We all know that what we eat affects how we feel, so this article focuses on the inflammatory arthritis, gout, which can improve (and vice versa) through diet.
Gout is triggered by the crystallization of uric acid inside the joints, causing swelling and severe pain. Unfortunately the condition has become more common in the USA, NZ and Australia in the past few decades, in part because of high blood pressure and obesity.
Down Under, men between the ages of 40 and 50 are most likely to get the condition, as well as older people taking diuretics.
So how does the supermarket fit into the gout equation? Certain foods can help, especially fresh produce, fruit and vegetable-rich diets, which help reduce purines in the body.
Other foods to choose include low-fat dairy foods, complex carbohydrates, and especially citrus fruits.
It is important to drink a lot of water and other non-sugary sweetened beverages.
Unfortunately, the list of foods to avoid is much longer. Here’s a few tips.
Seafood and meat
During a flare up, these should be avoided as they are rich in purines, which are ultimately broken down into uric acid.

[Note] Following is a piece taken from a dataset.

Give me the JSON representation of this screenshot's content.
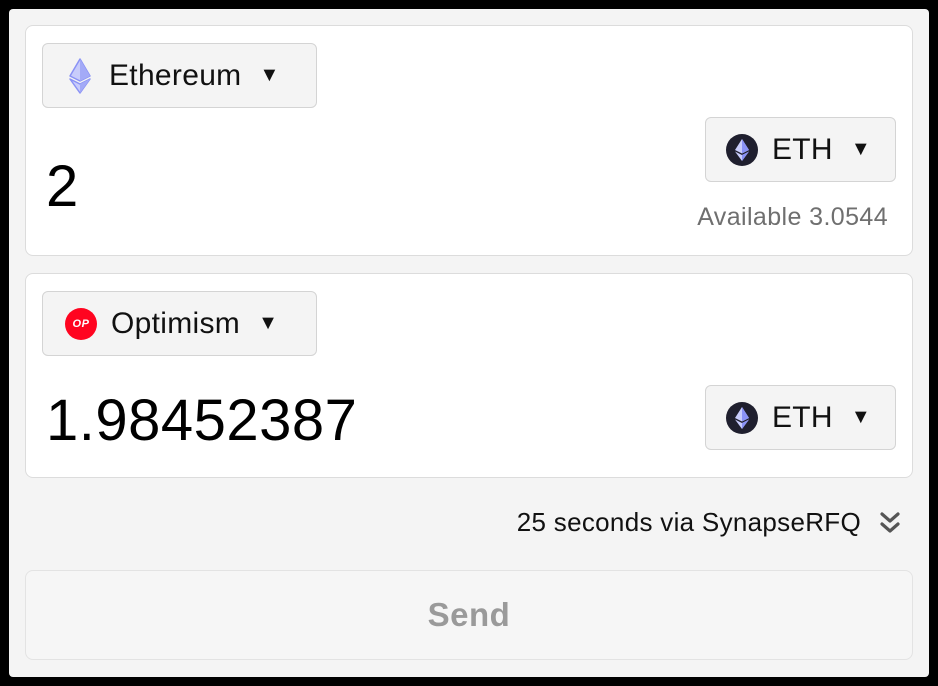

Tuna, herring and anchovies should be avoided most of the time.
You can imbibe occasionally, but beer drinking should not be a regular habit as it increases uric acid and makes it very hard for the body to eliminate it.
Wine is a better choice, in moderation.
Higher in purines than other types of food, wild game should be kept to a minimum.
Chicken and duck are safer choices.
Sweeteners not only trigger the body to produce uric acid, you’ll also pack on the pounds! Stick to water!
High purine vegetables
Keep to a minimum vegetables like asparagus, cauliflower, spinach, and mushrooms as they are higher in purines than others.
Along with diet, there are several modifiable risk factors, things that we can change, to help the condition this includes: obesity, high blood pressure, and alcohol intake.
Daily exercise, limiting intake of red meat and sugary beverages can also help.